Zolie Freeman

Zolie Freeman

For the last several years, the Beth Sholom daily minyan has been blessed with the presence of Zolie Freeman. His warmth, generosity, and devotion to Jewish prayer and practice are deeply appreciated by his fellow minyannaires.

Zolie was born in the town of Bodrok Kerestraur* in Hungary. He was raised in an orthodox family and studied at yeshiva until the outbreak of war. His parents, brother, sisters and their families perished at the hands of the Nazis. Zolie and his three brothers were taken separately to forced labour camps and assisted by Jewish Congress to come to Canada after the War. Zolie was first sent to Winnipeg where he worked as a presser for $18 a week. Anxious to leave the bitter Winnipeg winter, he carefully saved his earnings and joined his cousin in Hamilton a year later. There Zolie lived as a boarder with the mother of the Vertleib brothers, the owners of Allan`s candy factory. As his cousin was already employed there, Zolie too, was able to secure a job.

So began a remarkable career, from floor sweeper (as Zolie describes his first position), to plant manager, and in 1955, to partner in the chocolate division of the company. By that time, Zolie had married his beloved Yetta, and wanted the security of knowing he could build a business. Zolie`s natural ability to listen and learn from others, his strong work ethic, and innate business sense were key factors in his success. After securing a bank loan, he transformed the company, revamping old machinery and thoroughly modernizing the plant. In the late 1950`s, Zolie had secured a share in the company`s candy division; by the mid 1960`s, he became sole owner of the company. His resourcefulness and instinctive people skills continued to guide him.

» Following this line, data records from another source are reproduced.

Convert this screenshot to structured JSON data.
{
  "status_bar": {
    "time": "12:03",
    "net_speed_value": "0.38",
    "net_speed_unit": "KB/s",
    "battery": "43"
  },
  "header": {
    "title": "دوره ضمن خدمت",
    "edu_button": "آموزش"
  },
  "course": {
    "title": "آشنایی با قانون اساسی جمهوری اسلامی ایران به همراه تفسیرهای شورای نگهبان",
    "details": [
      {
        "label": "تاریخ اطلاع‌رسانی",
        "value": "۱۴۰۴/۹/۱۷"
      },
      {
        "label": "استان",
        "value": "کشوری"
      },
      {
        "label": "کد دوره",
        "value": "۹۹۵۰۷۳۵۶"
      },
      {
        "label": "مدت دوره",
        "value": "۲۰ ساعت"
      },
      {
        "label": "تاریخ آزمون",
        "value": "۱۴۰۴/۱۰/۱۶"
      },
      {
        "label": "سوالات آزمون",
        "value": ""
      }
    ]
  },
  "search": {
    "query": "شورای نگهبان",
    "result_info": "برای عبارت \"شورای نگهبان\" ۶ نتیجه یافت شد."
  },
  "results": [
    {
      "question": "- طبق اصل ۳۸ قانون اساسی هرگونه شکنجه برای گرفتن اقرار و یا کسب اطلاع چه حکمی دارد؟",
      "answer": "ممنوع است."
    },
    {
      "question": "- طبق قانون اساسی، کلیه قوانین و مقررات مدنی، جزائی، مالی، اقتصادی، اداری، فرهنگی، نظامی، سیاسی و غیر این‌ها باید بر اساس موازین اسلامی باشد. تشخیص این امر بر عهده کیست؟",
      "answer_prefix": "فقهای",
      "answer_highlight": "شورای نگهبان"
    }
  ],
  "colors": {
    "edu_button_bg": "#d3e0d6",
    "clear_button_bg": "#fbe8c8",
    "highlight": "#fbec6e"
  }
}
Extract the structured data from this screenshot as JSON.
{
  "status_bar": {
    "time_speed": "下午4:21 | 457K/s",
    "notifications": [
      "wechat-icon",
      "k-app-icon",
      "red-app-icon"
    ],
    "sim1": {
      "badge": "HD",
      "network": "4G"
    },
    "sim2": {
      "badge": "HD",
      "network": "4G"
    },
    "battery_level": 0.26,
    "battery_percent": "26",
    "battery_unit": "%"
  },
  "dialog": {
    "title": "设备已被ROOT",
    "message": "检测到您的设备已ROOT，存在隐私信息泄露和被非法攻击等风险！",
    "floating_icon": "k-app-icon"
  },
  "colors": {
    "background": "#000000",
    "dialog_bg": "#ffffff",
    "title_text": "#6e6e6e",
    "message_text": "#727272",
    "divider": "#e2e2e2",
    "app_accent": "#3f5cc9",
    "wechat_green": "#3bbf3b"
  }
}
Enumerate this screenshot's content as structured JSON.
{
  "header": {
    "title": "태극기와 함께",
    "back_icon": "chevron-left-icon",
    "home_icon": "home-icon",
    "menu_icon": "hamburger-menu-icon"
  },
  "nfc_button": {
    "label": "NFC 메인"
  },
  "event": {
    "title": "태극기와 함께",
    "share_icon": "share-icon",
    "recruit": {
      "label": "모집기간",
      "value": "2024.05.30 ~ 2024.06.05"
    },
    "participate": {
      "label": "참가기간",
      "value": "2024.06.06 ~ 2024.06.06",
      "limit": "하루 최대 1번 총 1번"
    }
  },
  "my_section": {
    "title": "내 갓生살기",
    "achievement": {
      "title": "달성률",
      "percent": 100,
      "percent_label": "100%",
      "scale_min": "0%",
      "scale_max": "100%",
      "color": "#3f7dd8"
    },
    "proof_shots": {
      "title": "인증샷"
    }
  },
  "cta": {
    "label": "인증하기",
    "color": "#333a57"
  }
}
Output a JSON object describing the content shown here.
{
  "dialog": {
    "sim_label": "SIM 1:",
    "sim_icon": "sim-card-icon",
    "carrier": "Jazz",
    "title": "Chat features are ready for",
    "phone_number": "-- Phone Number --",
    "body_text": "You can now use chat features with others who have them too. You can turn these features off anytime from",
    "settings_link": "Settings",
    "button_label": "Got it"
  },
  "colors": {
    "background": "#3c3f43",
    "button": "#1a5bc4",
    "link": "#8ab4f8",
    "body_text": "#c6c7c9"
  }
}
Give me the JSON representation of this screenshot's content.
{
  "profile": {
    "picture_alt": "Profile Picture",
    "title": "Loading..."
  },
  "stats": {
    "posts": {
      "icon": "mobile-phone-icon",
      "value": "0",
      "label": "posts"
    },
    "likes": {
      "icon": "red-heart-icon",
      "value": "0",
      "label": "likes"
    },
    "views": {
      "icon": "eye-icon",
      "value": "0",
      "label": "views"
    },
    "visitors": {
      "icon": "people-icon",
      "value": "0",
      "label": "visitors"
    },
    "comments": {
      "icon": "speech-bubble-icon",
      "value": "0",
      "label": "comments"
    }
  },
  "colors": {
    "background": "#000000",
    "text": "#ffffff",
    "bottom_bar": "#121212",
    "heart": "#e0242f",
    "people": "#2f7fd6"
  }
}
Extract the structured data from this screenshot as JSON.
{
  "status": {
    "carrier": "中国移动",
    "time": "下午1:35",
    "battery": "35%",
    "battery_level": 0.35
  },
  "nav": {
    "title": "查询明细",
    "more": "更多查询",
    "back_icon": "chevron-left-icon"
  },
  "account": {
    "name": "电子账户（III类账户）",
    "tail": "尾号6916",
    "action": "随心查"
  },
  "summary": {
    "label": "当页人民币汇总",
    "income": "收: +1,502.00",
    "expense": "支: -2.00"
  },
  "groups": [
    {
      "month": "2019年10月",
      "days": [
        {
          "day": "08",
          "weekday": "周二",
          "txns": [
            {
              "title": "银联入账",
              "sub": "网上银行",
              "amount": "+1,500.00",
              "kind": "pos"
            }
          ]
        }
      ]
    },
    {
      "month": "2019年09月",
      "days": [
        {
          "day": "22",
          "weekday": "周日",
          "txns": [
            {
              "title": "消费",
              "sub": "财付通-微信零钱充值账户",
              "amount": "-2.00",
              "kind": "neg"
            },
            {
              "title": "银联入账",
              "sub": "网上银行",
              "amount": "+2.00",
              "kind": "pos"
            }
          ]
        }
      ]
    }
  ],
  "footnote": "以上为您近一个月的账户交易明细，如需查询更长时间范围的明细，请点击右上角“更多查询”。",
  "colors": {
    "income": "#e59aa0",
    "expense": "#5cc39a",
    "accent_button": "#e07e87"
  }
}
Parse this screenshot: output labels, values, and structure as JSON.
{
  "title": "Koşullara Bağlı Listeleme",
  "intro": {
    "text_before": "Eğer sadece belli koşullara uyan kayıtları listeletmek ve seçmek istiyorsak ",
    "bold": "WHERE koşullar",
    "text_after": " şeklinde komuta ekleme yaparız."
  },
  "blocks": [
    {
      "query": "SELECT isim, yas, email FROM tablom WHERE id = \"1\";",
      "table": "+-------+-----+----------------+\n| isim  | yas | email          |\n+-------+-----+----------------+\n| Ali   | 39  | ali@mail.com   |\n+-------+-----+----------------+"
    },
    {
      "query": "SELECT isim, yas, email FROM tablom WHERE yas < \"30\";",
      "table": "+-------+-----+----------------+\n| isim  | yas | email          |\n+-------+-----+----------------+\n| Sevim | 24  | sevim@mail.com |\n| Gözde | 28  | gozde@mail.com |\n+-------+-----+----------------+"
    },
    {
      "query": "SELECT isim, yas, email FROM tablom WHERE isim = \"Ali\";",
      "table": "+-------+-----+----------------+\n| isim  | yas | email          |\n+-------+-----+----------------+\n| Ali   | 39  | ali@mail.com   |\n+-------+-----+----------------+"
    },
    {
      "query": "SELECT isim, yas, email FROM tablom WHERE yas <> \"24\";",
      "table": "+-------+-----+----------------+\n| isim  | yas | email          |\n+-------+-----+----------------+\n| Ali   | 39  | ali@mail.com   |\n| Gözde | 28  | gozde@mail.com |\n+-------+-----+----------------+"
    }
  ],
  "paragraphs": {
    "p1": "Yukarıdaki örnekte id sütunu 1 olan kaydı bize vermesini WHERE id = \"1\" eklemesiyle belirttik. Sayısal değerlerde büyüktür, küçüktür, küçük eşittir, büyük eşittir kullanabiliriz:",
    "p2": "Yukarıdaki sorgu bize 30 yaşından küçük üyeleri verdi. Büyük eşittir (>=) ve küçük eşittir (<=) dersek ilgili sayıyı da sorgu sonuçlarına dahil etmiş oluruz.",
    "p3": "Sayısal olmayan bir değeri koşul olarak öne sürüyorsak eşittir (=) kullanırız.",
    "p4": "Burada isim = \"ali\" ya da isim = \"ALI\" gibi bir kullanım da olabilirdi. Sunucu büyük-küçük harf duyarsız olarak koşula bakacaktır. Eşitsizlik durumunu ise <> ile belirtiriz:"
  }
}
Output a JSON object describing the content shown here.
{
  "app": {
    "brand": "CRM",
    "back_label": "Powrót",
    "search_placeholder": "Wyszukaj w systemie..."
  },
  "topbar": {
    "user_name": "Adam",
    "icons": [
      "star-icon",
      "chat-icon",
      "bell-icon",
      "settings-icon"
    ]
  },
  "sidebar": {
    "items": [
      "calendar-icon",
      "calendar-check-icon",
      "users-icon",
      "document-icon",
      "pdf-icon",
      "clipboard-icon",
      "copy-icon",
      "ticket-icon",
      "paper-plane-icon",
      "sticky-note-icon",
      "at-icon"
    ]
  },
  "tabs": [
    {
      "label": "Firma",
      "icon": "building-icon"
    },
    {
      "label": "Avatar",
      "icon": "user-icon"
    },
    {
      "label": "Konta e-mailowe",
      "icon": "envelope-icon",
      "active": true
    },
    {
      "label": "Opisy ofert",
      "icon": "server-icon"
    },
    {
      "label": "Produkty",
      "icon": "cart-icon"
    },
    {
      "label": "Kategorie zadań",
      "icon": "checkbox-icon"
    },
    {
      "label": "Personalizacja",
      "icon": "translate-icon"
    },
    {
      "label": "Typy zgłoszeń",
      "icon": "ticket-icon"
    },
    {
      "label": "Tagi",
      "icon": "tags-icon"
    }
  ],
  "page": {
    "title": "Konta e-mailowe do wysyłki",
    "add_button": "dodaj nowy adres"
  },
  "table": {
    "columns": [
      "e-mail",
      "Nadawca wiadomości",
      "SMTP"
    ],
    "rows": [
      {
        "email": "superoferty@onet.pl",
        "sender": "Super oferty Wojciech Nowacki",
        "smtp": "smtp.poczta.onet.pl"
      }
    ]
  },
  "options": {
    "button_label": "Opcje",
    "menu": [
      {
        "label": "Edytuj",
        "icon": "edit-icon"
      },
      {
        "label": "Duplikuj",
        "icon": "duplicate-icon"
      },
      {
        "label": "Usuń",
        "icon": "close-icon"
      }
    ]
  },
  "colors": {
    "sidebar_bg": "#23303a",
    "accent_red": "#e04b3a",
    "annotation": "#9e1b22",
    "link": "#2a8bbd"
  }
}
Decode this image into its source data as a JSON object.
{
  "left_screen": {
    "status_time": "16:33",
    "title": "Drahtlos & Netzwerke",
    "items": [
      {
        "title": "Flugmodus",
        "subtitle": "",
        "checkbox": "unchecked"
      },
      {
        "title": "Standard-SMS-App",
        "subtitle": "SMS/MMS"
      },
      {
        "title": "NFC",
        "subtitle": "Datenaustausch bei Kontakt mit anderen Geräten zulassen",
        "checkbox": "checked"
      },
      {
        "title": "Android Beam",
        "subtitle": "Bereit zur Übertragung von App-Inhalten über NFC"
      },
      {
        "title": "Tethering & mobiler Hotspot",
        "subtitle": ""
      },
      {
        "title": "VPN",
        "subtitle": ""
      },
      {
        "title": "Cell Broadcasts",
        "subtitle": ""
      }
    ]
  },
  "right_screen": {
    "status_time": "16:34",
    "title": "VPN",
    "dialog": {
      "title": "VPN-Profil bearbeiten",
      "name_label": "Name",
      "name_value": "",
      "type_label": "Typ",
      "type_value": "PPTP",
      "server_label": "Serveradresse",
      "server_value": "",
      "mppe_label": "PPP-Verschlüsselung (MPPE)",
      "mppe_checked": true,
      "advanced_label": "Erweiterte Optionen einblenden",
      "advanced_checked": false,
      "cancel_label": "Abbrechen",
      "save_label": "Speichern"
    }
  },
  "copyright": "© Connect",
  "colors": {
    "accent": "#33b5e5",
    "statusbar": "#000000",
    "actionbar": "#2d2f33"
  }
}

As he and Yetta travelled the world to international candy shows, he connected with the Swedish M&A company with whom he was to form a partnership. Legendary candy names including `Fuzzy Peach` and `Sourpatch` came under the Allan`s Candies banner.
The management of such an enterprise required huge effort and energy. In 1996 Zolie was ready to move on and the business was sold to Cadbury. As Yetta recounts, the deal was signed in an elegant Hamilton restaurant; at meal`s end, the waiter brought a glass urn filled with Allan`s candies, stating: ‘Of course we are serving these; everyone likes them.'

Zolie`s business enterprise never overshadowed his religious commitment and ethical values. The Winnipeg Holocaust Centre, the Hamilton Hebrew Academy and Adath Israel Synagogue, Jewish National Fund and numerous other Jewish organizations were actively supported by him. He was loved and respected by his employees for whom he set up a scholarship fund to assist with university tuition fees. His commitment to Tzedakah was engrained early on by his mother who gave food aid to the needy in her community, as well as by his own humble roots and harsh life circumstances. A loving father, grandfather, and great-grandfather, he has transmitted those core values to his three daughters and their families.

Zolie is a welcome presence at daily minyan and Shabbat services. He sings with the cantor, recites his Bar Mitzvah portion every summer, and leads us in chanting Hallel. Symbolic of the family's generous nature is the intricately carved Tzedakah box, a gift from the family, in honour of him and Yetta, that is used daily. When asked how things are going, he replies gently: `Baruch Hashem, yom yom.. `
We are delighted to celebrate with Zolie and his family today.

Avron Shore z'l

Avron Shorez"l

An excerpt from A Tribute by Cantor Moses as read at Avron's Funeral on Sunday, July 15, 2012.

To say the least, Avron was a character. He certainly knew how to light up a room. He would hold court in the Beth Sholom daily minyan welcoming every new face, helping them to say Kaddish and calling out when to hold your tzitzit but he never told people when to let them go! He would regularly text the Cantor questions, often in multiple segment text messages. His questions were usually profoundly spiritual. He wanted to gain the knowledge to do more mitzvot and wanted to be the best Jew he could be. He loved to study...in particular he loved his gemara classes with Rabbi Karfunkel at the Temmy Latner Jewish Centre.

Avron was very principled. He would often stand ceremoniously on principle, only to later back down and either laugh or storm out of the room. In either case, it was profoundly him. He rode the highs and lows in his life.

Avron... You were truly one of a kind in every sense of the word. We all will really miss you. We wish you a safe journey to the next world and hope that Hashem rewards you for all the mitzvot you did in this lifetime.